= Beginning of Section =

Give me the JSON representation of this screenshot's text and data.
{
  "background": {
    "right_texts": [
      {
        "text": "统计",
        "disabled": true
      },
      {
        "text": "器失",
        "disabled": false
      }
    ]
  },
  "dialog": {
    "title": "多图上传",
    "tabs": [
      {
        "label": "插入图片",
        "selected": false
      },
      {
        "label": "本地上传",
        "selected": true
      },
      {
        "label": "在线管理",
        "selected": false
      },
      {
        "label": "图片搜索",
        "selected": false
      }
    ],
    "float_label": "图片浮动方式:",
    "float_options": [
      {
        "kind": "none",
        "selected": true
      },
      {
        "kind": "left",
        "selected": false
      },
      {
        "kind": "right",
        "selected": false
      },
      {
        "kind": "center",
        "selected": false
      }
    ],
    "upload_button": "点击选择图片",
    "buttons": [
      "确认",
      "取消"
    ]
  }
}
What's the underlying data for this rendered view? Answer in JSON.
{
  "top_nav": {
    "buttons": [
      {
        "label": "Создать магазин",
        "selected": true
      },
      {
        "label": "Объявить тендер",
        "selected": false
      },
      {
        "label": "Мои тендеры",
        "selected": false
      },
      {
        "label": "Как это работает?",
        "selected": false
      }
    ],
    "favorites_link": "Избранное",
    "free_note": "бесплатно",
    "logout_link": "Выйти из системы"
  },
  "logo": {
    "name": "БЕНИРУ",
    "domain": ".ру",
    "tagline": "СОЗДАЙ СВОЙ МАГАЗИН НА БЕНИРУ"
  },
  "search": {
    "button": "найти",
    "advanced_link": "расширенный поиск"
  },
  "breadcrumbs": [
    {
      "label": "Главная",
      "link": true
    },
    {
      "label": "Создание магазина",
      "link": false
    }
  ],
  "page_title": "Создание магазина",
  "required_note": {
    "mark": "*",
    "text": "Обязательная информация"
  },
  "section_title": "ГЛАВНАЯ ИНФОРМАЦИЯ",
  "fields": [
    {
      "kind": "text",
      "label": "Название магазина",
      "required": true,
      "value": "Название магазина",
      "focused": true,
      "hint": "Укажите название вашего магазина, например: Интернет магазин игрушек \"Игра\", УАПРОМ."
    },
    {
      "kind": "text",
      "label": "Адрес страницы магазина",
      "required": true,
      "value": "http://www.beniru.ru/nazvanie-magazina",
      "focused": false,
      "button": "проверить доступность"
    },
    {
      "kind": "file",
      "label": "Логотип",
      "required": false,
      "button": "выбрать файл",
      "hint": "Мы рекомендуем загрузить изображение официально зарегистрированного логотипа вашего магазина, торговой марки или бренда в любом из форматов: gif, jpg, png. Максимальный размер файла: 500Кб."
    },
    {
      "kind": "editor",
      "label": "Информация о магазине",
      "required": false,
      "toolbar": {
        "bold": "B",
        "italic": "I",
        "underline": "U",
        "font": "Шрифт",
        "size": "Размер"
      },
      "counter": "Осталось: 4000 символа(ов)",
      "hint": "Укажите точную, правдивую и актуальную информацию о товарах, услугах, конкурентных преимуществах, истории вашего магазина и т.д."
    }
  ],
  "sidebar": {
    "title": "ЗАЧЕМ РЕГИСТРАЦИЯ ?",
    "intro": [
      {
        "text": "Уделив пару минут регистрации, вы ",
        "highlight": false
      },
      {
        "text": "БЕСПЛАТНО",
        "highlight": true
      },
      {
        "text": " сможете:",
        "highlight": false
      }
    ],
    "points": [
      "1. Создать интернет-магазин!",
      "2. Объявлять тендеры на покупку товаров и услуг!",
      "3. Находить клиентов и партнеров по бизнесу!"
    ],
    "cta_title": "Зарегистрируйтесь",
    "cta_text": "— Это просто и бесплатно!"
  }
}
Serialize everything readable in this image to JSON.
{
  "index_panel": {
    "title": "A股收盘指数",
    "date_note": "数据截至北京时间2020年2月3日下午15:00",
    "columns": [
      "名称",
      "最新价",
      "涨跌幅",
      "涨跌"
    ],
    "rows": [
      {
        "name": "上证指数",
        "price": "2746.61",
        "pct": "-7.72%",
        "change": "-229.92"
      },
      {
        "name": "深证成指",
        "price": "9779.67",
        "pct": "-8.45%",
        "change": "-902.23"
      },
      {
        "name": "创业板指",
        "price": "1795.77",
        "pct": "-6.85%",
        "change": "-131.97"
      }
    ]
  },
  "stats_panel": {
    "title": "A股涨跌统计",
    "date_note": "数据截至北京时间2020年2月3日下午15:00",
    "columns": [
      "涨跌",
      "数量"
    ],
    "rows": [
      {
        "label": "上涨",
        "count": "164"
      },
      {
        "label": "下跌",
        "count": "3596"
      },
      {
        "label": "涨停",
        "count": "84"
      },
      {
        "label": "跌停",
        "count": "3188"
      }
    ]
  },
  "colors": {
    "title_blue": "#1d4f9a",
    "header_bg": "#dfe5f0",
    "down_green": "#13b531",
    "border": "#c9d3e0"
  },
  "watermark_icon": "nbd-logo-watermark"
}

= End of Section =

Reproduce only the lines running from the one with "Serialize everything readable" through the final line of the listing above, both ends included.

Serialize everything readable in this image to JSON.
{
  "index_panel": {
    "title": "A股收盘指数",
    "date_note": "数据截至北京时间2020年2月3日下午15:00",
    "columns": [
      "名称",
      "最新价",
      "涨跌幅",
      "涨跌"
    ],
    "rows": [
      {
        "name": "上证指数",
        "price": "2746.61",
        "pct": "-7.72%",
        "change": "-229.92"
      },
      {
        "name": "深证成指",
        "price": "9779.67",
        "pct": "-8.45%",
        "change": "-902.23"
      },
      {
        "name": "创业板指",
        "price": "1795.77",
        "pct": "-6.85%",
        "change": "-131.97"
      }
    ]
  },
  "stats_panel": {
    "title": "A股涨跌统计",
    "date_note": "数据截至北京时间2020年2月3日下午15:00",
    "columns": [
      "涨跌",
      "数量"
    ],
    "rows": [
      {
        "label": "上涨",
        "count": "164"
      },
      {
        "label": "下跌",
        "count": "3596"
      },
      {
        "label": "涨停",
        "count": "84"
      },
      {
        "label": "跌停",
        "count": "3188"
      }
    ]
  },
  "colors": {
    "title_blue": "#1d4f9a",
    "header_bg": "#dfe5f0",
    "down_green": "#13b531",
    "border": "#c9d3e0"
  },
  "watermark_icon": "nbd-logo-watermark"
}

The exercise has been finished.